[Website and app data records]
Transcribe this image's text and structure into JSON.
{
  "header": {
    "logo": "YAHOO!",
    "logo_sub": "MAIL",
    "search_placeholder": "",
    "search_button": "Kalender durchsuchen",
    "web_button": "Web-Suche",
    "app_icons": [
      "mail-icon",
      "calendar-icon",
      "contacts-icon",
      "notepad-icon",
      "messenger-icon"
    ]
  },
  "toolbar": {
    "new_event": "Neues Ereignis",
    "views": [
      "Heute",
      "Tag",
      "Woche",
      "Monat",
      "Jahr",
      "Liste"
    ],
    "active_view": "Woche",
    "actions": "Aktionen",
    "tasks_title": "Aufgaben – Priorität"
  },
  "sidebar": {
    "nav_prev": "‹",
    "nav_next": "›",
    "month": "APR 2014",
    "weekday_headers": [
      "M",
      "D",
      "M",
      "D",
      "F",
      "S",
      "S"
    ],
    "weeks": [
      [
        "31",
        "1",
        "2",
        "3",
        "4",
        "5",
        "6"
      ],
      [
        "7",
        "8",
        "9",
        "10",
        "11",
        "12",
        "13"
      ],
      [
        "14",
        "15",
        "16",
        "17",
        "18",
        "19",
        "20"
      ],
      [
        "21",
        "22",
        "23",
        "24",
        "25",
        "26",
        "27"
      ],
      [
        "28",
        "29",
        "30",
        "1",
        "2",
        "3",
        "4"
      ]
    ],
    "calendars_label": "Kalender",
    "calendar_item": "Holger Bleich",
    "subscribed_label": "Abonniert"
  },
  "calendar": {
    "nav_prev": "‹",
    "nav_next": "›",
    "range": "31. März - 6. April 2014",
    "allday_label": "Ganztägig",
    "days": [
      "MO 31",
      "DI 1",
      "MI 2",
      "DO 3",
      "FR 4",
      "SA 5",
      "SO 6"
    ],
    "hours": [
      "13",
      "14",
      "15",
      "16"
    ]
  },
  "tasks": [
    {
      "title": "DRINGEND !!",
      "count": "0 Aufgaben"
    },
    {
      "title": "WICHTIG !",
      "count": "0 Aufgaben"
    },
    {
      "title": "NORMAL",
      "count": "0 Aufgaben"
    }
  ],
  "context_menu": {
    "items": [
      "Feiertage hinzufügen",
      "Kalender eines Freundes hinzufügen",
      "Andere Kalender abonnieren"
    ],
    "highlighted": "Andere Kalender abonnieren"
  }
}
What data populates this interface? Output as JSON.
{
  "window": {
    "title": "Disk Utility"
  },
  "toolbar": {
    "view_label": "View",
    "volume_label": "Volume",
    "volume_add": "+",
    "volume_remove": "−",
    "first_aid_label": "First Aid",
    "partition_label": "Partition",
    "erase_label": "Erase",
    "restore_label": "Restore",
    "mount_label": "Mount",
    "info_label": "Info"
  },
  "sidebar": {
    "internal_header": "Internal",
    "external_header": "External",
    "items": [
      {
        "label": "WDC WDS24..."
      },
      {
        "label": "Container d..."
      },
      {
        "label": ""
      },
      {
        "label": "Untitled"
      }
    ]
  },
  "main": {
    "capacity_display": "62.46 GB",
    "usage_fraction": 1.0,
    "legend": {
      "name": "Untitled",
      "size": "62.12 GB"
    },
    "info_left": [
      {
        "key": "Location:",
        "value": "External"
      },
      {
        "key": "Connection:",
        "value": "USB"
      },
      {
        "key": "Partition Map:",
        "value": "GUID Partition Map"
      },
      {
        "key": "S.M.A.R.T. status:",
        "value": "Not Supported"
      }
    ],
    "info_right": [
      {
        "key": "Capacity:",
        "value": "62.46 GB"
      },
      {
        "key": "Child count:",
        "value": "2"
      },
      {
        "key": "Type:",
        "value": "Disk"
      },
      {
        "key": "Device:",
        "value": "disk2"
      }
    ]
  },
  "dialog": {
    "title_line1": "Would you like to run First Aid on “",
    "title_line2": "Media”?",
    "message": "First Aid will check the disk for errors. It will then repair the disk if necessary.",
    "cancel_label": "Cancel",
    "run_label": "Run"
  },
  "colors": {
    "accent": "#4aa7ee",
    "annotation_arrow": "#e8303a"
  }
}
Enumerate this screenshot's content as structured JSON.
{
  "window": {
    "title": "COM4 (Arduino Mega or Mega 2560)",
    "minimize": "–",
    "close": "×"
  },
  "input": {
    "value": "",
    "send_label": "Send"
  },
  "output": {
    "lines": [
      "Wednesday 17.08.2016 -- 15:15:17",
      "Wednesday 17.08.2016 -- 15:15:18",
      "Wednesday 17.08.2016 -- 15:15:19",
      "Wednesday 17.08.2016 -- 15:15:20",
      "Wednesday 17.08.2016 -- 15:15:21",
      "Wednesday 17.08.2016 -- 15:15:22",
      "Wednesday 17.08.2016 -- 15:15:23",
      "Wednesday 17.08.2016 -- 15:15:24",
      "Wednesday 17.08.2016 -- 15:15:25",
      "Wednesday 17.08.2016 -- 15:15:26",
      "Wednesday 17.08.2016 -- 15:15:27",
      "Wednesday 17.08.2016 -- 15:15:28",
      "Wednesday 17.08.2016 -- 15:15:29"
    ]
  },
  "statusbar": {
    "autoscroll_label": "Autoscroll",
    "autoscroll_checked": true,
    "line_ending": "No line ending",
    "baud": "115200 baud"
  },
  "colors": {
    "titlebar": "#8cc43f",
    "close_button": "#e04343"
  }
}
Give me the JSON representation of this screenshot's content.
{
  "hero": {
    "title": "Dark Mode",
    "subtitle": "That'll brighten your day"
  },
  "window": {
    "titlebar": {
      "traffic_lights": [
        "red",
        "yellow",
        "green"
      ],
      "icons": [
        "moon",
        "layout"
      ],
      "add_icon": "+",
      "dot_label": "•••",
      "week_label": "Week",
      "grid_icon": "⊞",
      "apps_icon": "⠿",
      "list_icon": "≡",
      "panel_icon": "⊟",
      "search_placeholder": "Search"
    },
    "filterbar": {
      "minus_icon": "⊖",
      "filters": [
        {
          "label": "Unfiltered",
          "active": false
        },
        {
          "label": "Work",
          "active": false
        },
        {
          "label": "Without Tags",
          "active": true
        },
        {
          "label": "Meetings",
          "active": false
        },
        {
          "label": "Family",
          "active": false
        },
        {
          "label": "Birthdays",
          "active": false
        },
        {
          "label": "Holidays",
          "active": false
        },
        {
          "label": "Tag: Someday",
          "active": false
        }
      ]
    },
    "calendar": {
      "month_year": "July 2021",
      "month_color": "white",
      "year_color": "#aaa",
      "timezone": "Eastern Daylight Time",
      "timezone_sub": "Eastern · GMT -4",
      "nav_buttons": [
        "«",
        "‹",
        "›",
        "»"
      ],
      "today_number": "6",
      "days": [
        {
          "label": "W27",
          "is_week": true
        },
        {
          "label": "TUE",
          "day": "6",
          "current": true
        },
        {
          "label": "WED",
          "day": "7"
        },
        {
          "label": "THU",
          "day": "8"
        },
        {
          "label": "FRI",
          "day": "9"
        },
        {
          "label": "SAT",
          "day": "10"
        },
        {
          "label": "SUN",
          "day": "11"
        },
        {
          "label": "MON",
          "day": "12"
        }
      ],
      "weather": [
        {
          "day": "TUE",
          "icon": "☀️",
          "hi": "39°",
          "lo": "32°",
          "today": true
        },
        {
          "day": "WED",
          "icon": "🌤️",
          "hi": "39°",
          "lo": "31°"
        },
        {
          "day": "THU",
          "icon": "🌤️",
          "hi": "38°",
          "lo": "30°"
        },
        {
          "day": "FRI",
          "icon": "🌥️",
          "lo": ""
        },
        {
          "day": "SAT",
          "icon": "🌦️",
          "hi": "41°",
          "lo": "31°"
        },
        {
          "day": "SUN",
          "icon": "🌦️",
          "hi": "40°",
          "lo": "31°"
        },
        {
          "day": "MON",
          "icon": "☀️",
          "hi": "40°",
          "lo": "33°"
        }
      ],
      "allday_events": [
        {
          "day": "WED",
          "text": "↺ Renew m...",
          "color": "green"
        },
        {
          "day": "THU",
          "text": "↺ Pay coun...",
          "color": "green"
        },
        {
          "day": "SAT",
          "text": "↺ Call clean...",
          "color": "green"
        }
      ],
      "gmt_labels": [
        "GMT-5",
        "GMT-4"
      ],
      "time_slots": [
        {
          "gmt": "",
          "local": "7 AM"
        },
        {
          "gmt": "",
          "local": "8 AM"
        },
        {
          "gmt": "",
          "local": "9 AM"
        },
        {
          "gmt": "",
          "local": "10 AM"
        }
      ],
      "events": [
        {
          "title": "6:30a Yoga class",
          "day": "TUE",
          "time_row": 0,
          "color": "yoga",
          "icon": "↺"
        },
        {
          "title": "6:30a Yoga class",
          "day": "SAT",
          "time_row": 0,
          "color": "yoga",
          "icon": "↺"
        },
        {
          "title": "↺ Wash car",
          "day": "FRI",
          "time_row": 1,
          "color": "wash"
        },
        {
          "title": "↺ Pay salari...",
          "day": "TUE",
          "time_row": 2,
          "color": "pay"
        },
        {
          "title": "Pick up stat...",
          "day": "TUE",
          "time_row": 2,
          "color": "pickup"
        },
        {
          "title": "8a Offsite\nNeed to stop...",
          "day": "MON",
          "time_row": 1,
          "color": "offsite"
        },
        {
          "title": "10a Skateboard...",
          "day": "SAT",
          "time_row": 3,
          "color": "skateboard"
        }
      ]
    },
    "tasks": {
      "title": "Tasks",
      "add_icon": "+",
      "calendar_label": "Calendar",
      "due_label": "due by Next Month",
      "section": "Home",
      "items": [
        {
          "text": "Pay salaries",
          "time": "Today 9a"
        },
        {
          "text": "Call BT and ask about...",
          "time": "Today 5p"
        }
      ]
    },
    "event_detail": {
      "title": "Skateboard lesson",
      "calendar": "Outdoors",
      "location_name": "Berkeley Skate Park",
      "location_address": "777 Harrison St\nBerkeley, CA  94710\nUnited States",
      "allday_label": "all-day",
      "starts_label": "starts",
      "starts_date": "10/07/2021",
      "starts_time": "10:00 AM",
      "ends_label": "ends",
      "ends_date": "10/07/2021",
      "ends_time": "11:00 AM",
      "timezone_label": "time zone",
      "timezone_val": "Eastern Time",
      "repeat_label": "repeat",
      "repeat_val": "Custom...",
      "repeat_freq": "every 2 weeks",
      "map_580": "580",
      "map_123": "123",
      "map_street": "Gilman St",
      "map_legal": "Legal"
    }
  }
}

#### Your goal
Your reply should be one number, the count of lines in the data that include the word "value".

#### Solution to this problem
9